Chimps: More males means boundary fights

October 18, 2005

University of Michigan scientists say the biggest predictor of territorial boundary patrols among wild chimpanzees is the number of males in the group.

Chimpanzees will sometimes attack and kill their neighbors during rarely observed boundary patrols, said John Mitani, professor of anthropology and co-author of the study with David Watts of Yale University.

Scientists have known for about 25 years that boundary patrol fatal attacks occur, the question has been what accounts for the varying number and frequency of such patrols and attacks.

During boundary patrols, a group of males will rise without warning, form a single file line and silently depart the group, Mitani said.

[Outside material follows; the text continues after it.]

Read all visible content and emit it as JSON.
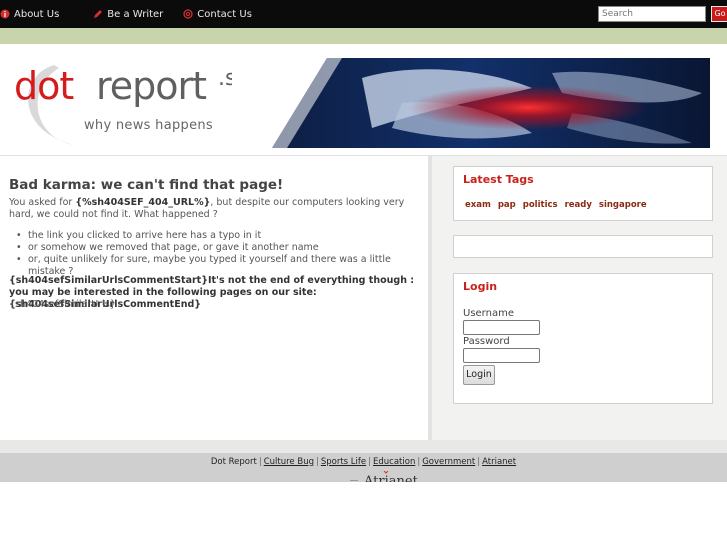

"What they are doing is actually seeking signs, if not contact, with members of other groups," Mitani said. "If the patrollers outnumber them, then they will launch an attack." During the attacks, the chimps beat and often kill their neighbors, but the patrols are apparently an important part of chimp society.

"They take up about two hours out of a 12-hour work day," Mitani said. "That is not trivial exercise..."

Added Mitani: "I think it's difficult to make any general conclusions about what this says about human behavior."

Copyright 2005 by United Press International

Explore further: Why chimpanzees attack and kill each other

Related Stories

Why chimpanzees attack and kill each other

June 21, 2010

Bands of chimpanzees violently kill individuals from neighboring groups in order to expand their own territory, according to a 10-year study of a chimp community in Uganda that provides the first definitive evidence for this ...

Recommended for you

Which came first—the sponge or the comb jelly?

December 1, 2015

Bristol study reaffirms classical view of early animal evolution. Whether sponges or comb jellies (also known as sea gooseberries) represent the oldest extant animal phylum is of crucial importance to our understanding of ...

Making 3-D imaging 1,000 times better

December 1, 2015

MIT researchers have shown that by exploiting the polarization of light—the physical phenomenon behind polarized sunglasses and most 3-D movie systems—they can increase the resolution of conventional 3-D imaging devices ...


Please sign in to add a comment. Registration is free, and takes less than a minute. Read more

Click here to reset your password.
Sign in to get notified via email when new comments are made.